Day 5…was different. After leaving the hostel, I went to check out the glacier again. Jökulsárlón Lagoon was the name. This time it was to get a few shots of the little glacier blocks that littered the beach. It started off with some bad news. Apparently the aurora borealis was out in full the night before, right when I went to bed. Damnit. This particular day wasn’t all that interesting. I’ll just let you know right here and now that I ended up catching a stomach ache for the afternoon. Despite that, I did end up doing a few things.
After catching the sunrise at Jökulsárlón, I drove back to Skaftafell National Park. I was there to check out Svartifoss (black falls), but ended up doing a bit of hiking instead. To be honest I didn’t find Svartifoss to be all that great, but it was still pretty cool seeing the formation. Rather than going back to the car, I decided to do more hiking. I hadn’t done any hiking for years up until that point and then felt like a good time. So with about 10-12 pounds of camera gear, further up the mountain I go. The whole time I’m thinking, what on earth am I doing? I hike up to part of the top and boy, I feel great when I get there. I didn’t really do THAT much hiking, but I felt happy. Exercise ladies and gents. Exercise is indeed important for happiness.
After that, a 3 or 4 hour drive to the town of Laugarvatn to stay at the hostel there so that I can visit the places around the so-called Golden Circle the following day. These locations being: Gullfoss, Geysir, and Thingvellir National Park. The hostel I stay at is pretty empty, and not many people to talk to. I end up getting a stomachache and cannot finish the dinner I made for myself. I’ll have to try cooking for myself another time. For now, it is time to live off of sandwiches. I have a feeling I’ll have lost a fair bit of weight when I check back home.

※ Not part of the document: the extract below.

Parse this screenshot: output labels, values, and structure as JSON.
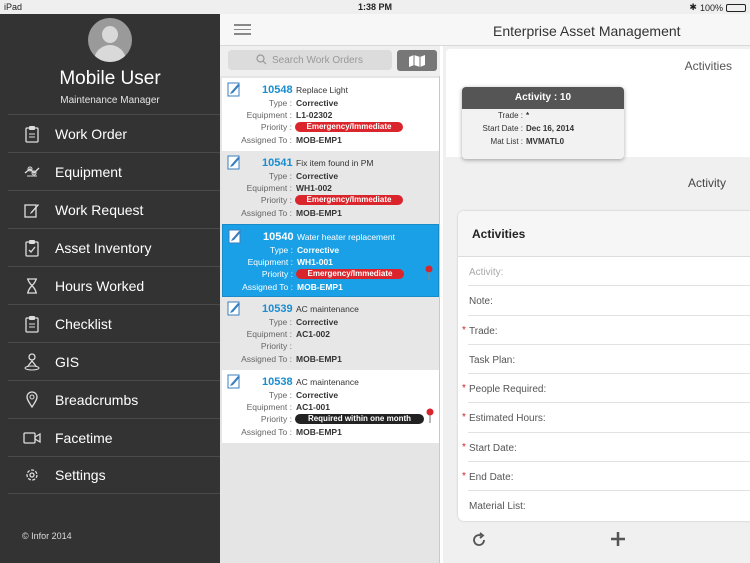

Stopped by a random cave by the road. I liked this shot
I lied, this won’t be a post about my preparations for Iceland. It’s still too early for that. I low-sided (crashed) my motorbike. More than a month ago. I wish I had a video for that, but the camera cut out ten seconds before the moment mentioned. Just my luck. Long story short, I hit a patch of ice and the rear tire slid out from under me. It all happened quite quickly and I still cannot recall events very well. It wasn’t too bad though, I got up and rode the bike off to breakfast with some friends. Mostly cosmetic damage and pride. I have most of it fixed up now. Right after that, I gave back the plate. No point spending money on something I won’t be using for the next 3 months (yes it was insured until February). Here’s most of the damage I found out later that the signal light also broke off):
Yesterday was the first time I went riding since that day. No, my bike isn’t fixed and back on the road just yet. Out of the garage came my brother’s Honda CBR125. A far cry from the Monster 696 I’d been riding the past year. We kept the insurance on the Honda because here in Vancouver, under 401cc bikes are pretty cheap in terms of insurance. Both excited and concerned, I bulked up on the layers and gear. Full gear. Boots, pants, jacket, gloves, helmet. Won’t be wearing jeans while riding for a while (not just cause it’s cold, the possibility of road rash is still very real to me). The Honda CBR125 is a fun little bike, underpowered compared to the 696. Yet, still fun to ride. I didn’t find it very hard to re-adjust to it. It does feel a little narrow though.
I took the Honda to work since it’s cheaper than taking the the Canada Line (public transit). Getting there wasn’t all that bad, felt a little bit rusty. Made it to work and felt pretty good. Going back home on the other hand…that was a different story. I get off work after it gets dark and the first thing I notice when I get to the bike is frost. Frost. That means things are cold enough for water to freeze. I was worried. I’d hate to crash again. Long story short, I made it home. Can’t say I was in a very happy frame of mind most of the way though. Yes, I was happy being on a bike. There’s just something special about having a whole lane to play with (also changing lanes is so much easier). However, most of my mind was focused on scanning any possible threats in front. Any patches of ice? I’m terrified of those now. Hard leans? Terrifying. I’ll have to see how I feel when the weather is warmer and I get more grip on the roads. For now though, the crash seems to have shaken my confidence in making turns. That or it’s the fear of ice.